▶ **Task directions**:
Your task is to copy every entry exactly.

▶ **Record excerpts**:
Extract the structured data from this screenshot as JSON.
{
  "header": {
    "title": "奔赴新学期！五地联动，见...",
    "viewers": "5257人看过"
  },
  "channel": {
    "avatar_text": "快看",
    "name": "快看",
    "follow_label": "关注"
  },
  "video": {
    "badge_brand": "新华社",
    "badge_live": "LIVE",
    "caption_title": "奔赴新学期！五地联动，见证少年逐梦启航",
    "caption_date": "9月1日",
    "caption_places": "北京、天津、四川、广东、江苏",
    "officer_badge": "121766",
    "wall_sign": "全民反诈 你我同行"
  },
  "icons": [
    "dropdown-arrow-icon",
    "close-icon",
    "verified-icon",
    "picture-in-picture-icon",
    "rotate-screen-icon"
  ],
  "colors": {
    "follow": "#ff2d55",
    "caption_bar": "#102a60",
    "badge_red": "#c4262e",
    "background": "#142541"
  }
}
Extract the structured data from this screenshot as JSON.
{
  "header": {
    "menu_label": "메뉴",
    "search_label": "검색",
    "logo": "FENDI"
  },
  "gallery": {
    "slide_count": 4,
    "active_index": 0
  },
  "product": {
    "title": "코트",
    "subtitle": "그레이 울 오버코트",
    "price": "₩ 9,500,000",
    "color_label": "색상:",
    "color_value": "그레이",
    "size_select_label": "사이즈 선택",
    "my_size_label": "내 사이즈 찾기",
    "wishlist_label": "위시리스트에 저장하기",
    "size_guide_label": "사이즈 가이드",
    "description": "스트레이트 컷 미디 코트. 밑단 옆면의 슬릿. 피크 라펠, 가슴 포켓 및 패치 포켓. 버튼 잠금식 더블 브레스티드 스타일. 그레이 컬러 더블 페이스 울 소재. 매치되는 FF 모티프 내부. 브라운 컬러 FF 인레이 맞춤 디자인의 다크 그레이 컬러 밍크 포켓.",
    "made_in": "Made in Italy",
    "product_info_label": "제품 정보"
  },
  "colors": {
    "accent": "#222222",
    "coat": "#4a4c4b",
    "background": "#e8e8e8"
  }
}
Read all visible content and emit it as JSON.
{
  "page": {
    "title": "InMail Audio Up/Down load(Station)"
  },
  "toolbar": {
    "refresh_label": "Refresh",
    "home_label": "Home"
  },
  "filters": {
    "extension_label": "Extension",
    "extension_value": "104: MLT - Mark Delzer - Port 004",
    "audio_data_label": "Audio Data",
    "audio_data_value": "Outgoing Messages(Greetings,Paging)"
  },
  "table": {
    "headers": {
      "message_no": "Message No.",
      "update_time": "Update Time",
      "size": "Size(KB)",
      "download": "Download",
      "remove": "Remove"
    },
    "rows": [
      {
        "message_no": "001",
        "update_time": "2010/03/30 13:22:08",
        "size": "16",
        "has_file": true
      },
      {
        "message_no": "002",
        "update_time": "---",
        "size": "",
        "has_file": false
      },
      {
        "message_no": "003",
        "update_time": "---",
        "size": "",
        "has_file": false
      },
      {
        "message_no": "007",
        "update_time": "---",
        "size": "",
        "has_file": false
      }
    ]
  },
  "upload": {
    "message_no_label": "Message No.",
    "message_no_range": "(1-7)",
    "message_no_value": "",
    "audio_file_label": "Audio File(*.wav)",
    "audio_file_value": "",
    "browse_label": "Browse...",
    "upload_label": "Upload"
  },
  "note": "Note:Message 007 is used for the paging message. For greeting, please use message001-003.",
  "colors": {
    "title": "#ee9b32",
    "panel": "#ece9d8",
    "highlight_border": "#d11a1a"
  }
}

▶ **Solution to the exercise**:
Extract the structured data from this screenshot as JSON.
{
  "header": {
    "title": "奔赴新学期！五地联动，见...",
    "viewers": "5257人看过"
  },
  "channel": {
    "avatar_text": "快看",
    "name": "快看",
    "follow_label": "关注"
  },
  "video": {
    "badge_brand": "新华社",
    "badge_live": "LIVE",
    "caption_title": "奔赴新学期！五地联动，见证少年逐梦启航",
    "caption_date": "9月1日",
    "caption_places": "北京、天津、四川、广东、江苏",
    "officer_badge": "121766",
    "wall_sign": "全民反诈 你我同行"
  },
  "icons": [
    "dropdown-arrow-icon",
    "close-icon",
    "verified-icon",
    "picture-in-picture-icon",
    "rotate-screen-icon"
  ],
  "colors": {
    "follow": "#ff2d55",
    "caption_bar": "#102a60",
    "badge_red": "#c4262e",
    "background": "#142541"
  }
}
Extract the structured data from this screenshot as JSON.
{
  "header": {
    "menu_label": "메뉴",
    "search_label": "검색",
    "logo": "FENDI"
  },
  "gallery": {
    "slide_count": 4,
    "active_index": 0
  },
  "product": {
    "title": "코트",
    "subtitle": "그레이 울 오버코트",
    "price": "₩ 9,500,000",
    "color_label": "색상:",
    "color_value": "그레이",
    "size_select_label": "사이즈 선택",
    "my_size_label": "내 사이즈 찾기",
    "wishlist_label": "위시리스트에 저장하기",
    "size_guide_label": "사이즈 가이드",
    "description": "스트레이트 컷 미디 코트. 밑단 옆면의 슬릿. 피크 라펠, 가슴 포켓 및 패치 포켓. 버튼 잠금식 더블 브레스티드 스타일. 그레이 컬러 더블 페이스 울 소재. 매치되는 FF 모티프 내부. 브라운 컬러 FF 인레이 맞춤 디자인의 다크 그레이 컬러 밍크 포켓.",
    "made_in": "Made in Italy",
    "product_info_label": "제품 정보"
  },
  "colors": {
    "accent": "#222222",
    "coat": "#4a4c4b",
    "background": "#e8e8e8"
  }
}
Read all visible content and emit it as JSON.
{
  "page": {
    "title": "InMail Audio Up/Down load(Station)"
  },
  "toolbar": {
    "refresh_label": "Refresh",
    "home_label": "Home"
  },
  "filters": {
    "extension_label": "Extension",
    "extension_value": "104: MLT - Mark Delzer - Port 004",
    "audio_data_label": "Audio Data",
    "audio_data_value": "Outgoing Messages(Greetings,Paging)"
  },
  "table": {
    "headers": {
      "message_no": "Message No.",
      "update_time": "Update Time",
      "size": "Size(KB)",
      "download": "Download",
      "remove": "Remove"
    },
    "rows": [
      {
        "message_no": "001",
        "update_time": "2010/03/30 13:22:08",
        "size": "16",
        "has_file": true
      },
      {
        "message_no": "002",
        "update_time": "---",
        "size": "",
        "has_file": false
      },
      {
        "message_no": "003",
        "update_time": "---",
        "size": "",
        "has_file": false
      },
      {
        "message_no": "007",
        "update_time": "---",
        "size": "",
        "has_file": false
      }
    ]
  },
  "upload": {
    "message_no_label": "Message No.",
    "message_no_range": "(1-7)",
    "message_no_value": "",
    "audio_file_label": "Audio File(*.wav)",
    "audio_file_value": "",
    "browse_label": "Browse...",
    "upload_label": "Upload"
  },
  "note": "Note:Message 007 is used for the paging message. For greeting, please use message001-003.",
  "colors": {
    "title": "#ee9b32",
    "panel": "#ece9d8",
    "highlight_border": "#d11a1a"
  }
}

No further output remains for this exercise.